Five neighbors have cut down trees in their front yards recently, and in all but one case I’m at a loss to understand why.
I’m not a tree-hugger in the traditional sense of the word – I love using wood, and will happily cut down a tree to get it – but I get very upset when I see trees cut down for no clear reason. I’m upset now.
The one instance I understand was my next-door neighbor (the good one, not the sociopath with the lawnmower), and it involved his corkscrew willow. That was a particularly “dirty” tree; if you’re familiar with them, you know they drop hundreds of tiny branches every fall that play havoc with yard care and landscaping. Besides that, it was close to the sidewalk, which it was beginning to lift from root growth. It was a beautiful tree; I miss it, but fully understand the reasons for removing it.
When trees or their roots interfere with underground pipes or overhead utilities, or otherwise threaten to cause property or other damage, it’s perfectly logical and desirable to cut them down. But that’s not the case with the other four homes in my neighborhood. Among them, a very old oak, two old maples, two medium-age maples, and a tight grouping of three birches were all cut down within the past few weeks, and I couldn’t determine a potential damage threat from any of them. I suppose there could have been something underground I wasn’t aware of, but none of these trees was in a spot where I’d expect pipes or other buried utilities to be.

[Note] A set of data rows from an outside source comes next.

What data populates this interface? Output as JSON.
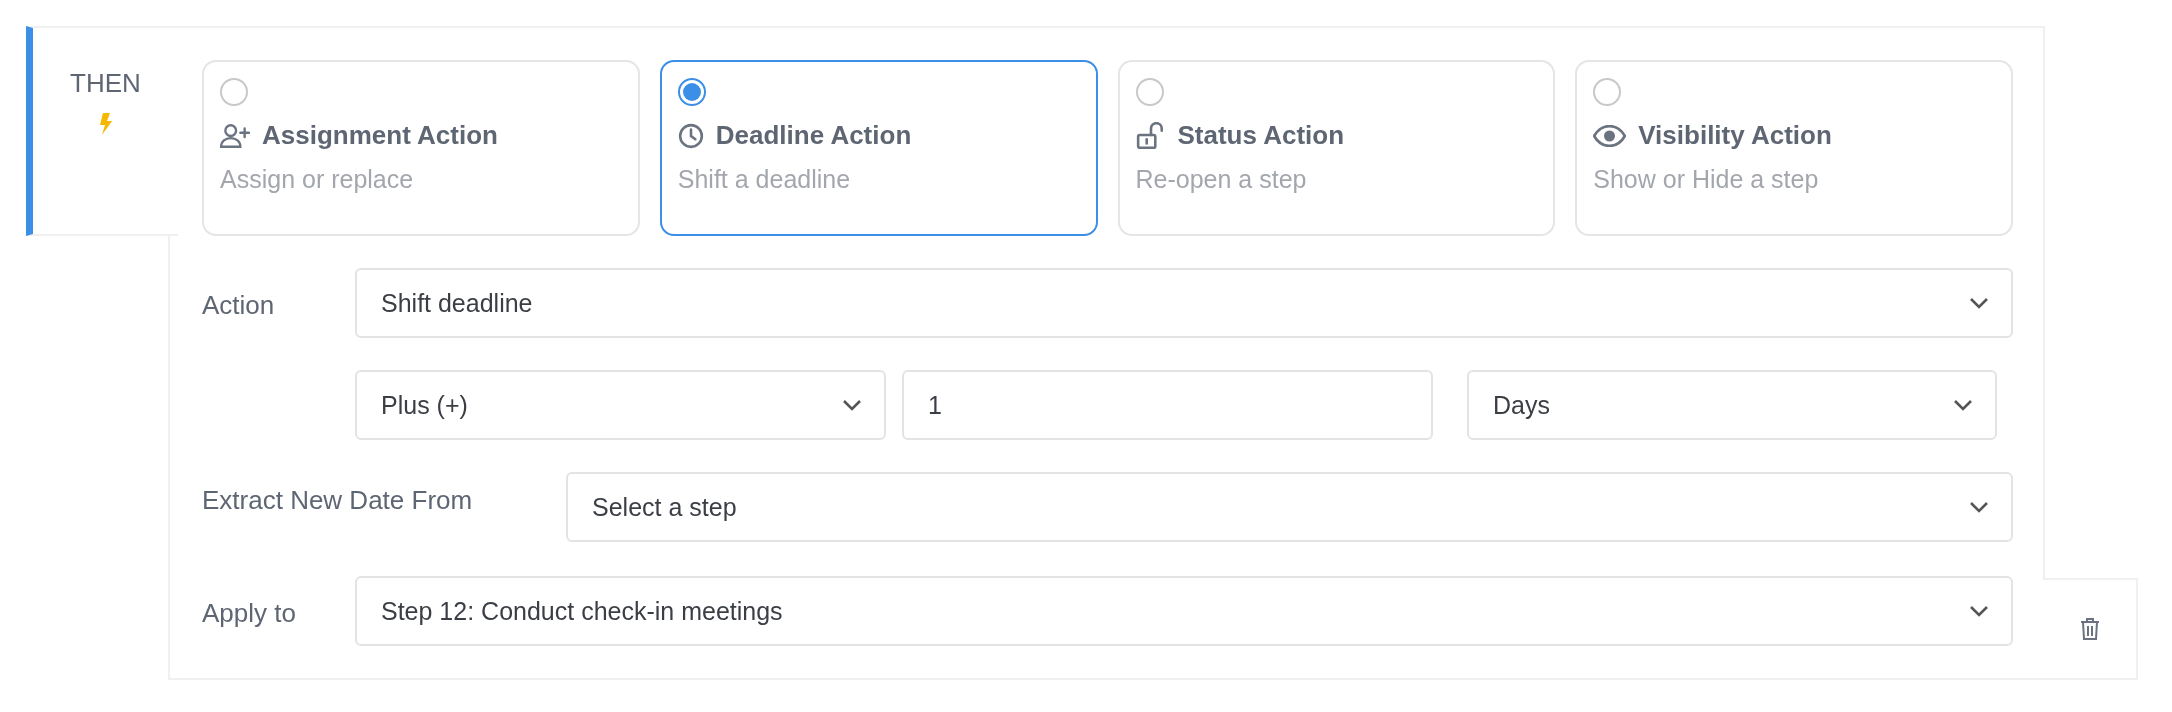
{
  "then_label": "THEN",
  "action_types": [
    {
      "kind": "assignment",
      "title": "Assignment Action",
      "description": "Assign or replace",
      "selected": false
    },
    {
      "kind": "deadline",
      "title": "Deadline Action",
      "description": "Shift a deadline",
      "selected": true
    },
    {
      "kind": "status",
      "title": "Status Action",
      "description": "Re-open a step",
      "selected": false
    },
    {
      "kind": "visibility",
      "title": "Visibility Action",
      "description": "Show or Hide a step",
      "selected": false
    }
  ],
  "action": {
    "label": "Action",
    "value": "Shift deadline"
  },
  "shift": {
    "operator": "Plus (+)",
    "amount": "1",
    "unit": "Days"
  },
  "extract_from": {
    "label": "Extract New Date From",
    "value": "Select a step"
  },
  "apply_to": {
    "label": "Apply to",
    "value": "Step 12: Conduct check-in meetings"
  }
}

The only thing I can think of is that the owners just didn’t want them anymore, or wanted to open up their front yards a bit. In each case, however, the homes now look stark, bare and, for lack of a better word, uglier. Worse, the trees were cut with no regard for using the lumber, a particular disappointment for those old oaks and maples. All were cut into those 1-foot or so chunks destined for the local landfill or mulcher.
It’s none of my business what decisions a homeowner makes regarding his property, and that includes trees on it. But I think my neighborhood is now poorer for the decisions of these four homeowners.